From the entries below, extract every line that includes the word "child".

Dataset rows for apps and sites
'''

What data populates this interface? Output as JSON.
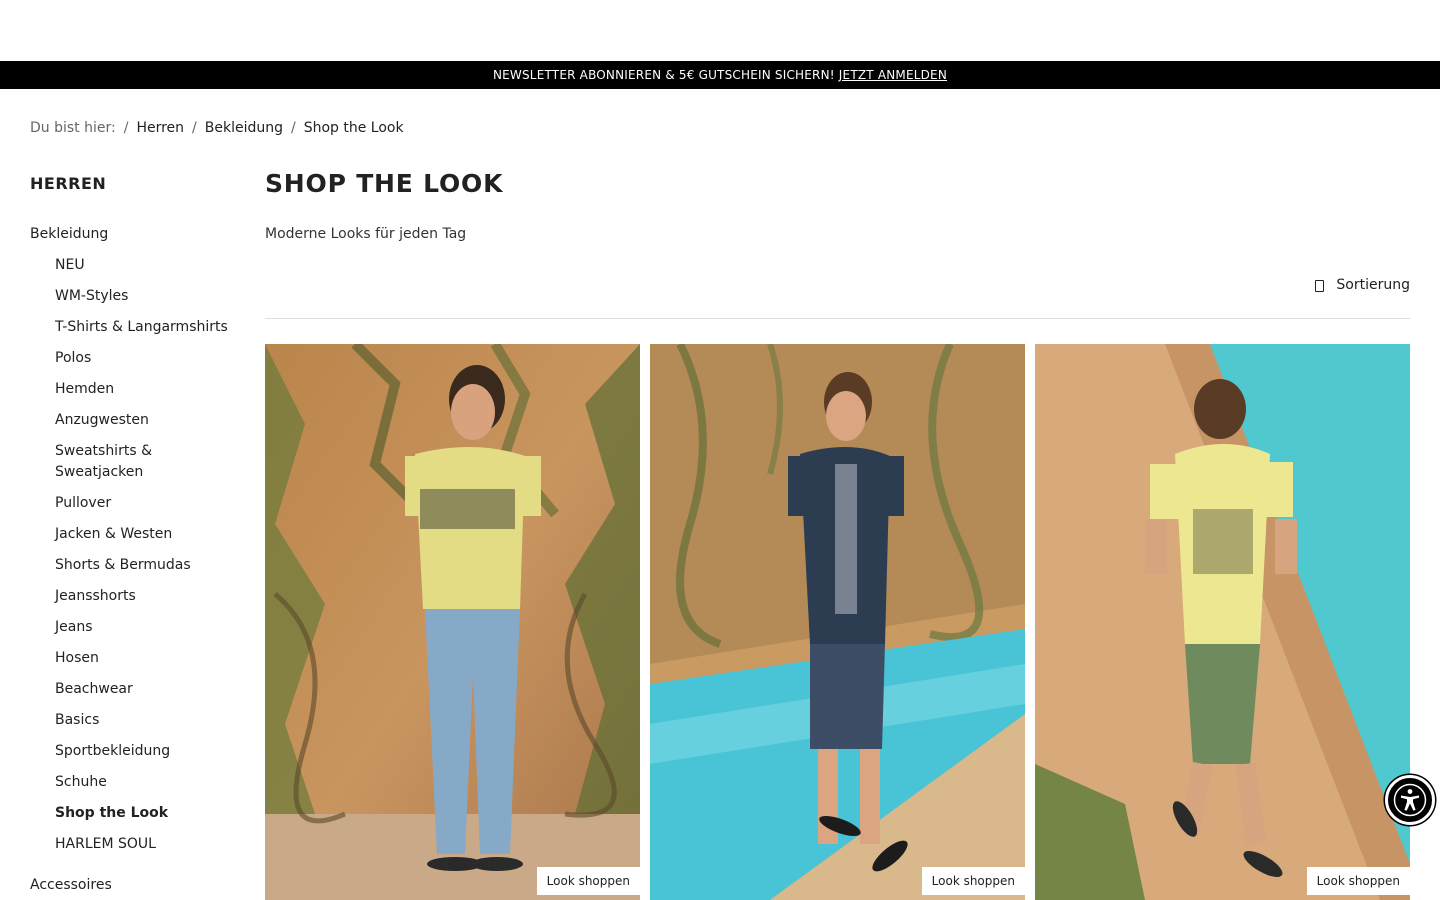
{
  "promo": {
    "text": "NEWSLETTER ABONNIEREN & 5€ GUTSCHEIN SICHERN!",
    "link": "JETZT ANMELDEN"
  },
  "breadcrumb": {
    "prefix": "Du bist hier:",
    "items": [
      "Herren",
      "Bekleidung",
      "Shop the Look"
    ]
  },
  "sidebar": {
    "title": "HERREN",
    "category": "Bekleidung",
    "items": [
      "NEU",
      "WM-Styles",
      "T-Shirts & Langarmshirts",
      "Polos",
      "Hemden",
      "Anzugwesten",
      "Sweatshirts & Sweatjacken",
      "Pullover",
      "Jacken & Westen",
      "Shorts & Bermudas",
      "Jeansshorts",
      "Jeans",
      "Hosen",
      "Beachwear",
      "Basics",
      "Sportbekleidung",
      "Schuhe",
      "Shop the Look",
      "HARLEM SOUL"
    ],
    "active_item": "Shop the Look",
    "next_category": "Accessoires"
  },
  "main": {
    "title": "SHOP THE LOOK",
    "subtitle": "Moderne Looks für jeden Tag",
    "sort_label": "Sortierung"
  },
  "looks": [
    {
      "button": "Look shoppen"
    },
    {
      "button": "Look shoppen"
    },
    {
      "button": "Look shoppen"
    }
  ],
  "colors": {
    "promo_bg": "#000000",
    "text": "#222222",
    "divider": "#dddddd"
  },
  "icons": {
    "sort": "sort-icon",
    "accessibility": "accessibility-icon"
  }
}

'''
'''

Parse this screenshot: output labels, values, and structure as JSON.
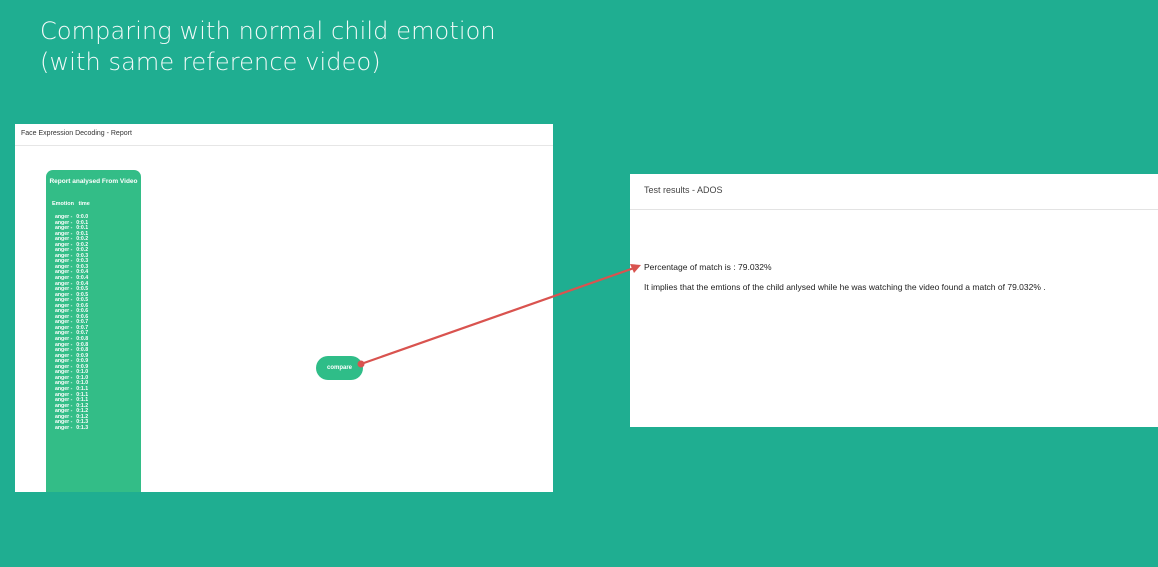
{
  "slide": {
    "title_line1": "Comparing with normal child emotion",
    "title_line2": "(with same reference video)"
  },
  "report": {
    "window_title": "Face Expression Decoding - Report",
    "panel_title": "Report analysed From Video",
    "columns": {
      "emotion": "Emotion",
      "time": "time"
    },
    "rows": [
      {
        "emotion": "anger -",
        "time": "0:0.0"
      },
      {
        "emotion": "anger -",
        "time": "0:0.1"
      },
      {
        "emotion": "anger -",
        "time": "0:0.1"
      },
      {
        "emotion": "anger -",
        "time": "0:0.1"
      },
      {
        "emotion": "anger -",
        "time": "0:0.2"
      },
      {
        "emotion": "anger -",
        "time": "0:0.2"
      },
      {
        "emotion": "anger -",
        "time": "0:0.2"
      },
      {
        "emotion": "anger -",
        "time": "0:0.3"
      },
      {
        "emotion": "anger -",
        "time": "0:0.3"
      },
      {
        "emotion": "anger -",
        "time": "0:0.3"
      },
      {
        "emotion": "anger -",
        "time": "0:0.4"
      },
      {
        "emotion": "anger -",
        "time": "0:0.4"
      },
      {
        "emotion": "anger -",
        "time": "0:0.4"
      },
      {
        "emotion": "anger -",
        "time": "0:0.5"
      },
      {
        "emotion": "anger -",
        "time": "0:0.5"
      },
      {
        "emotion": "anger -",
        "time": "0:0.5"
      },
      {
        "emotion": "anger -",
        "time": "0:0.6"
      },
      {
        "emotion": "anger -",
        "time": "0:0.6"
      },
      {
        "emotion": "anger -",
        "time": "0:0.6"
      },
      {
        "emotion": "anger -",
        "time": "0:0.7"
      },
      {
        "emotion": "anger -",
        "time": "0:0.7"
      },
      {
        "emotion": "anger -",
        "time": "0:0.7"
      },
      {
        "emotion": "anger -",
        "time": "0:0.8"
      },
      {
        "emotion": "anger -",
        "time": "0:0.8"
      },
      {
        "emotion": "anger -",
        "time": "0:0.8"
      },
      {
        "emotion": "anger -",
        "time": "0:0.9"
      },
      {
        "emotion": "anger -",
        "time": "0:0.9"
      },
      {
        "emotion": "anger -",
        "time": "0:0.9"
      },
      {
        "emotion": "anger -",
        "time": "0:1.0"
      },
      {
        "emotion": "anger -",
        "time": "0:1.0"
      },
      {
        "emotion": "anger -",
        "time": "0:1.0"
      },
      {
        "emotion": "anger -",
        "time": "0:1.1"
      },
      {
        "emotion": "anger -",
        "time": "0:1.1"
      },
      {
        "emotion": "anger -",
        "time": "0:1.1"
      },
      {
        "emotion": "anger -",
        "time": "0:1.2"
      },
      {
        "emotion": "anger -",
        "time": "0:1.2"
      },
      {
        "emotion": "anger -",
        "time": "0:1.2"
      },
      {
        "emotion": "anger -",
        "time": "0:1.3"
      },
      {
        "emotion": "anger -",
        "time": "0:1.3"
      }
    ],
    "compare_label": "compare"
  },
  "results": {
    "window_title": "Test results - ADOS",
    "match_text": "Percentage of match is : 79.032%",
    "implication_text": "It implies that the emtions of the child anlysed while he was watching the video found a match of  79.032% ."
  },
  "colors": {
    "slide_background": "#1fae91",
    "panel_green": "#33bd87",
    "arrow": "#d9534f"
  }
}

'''

Answer for the task:
    "title_line1": "Comparing with normal child emotion",
    "implication_text": "It implies that the emtions of the child anlysed while he was watching the video found a match of  79.032% ."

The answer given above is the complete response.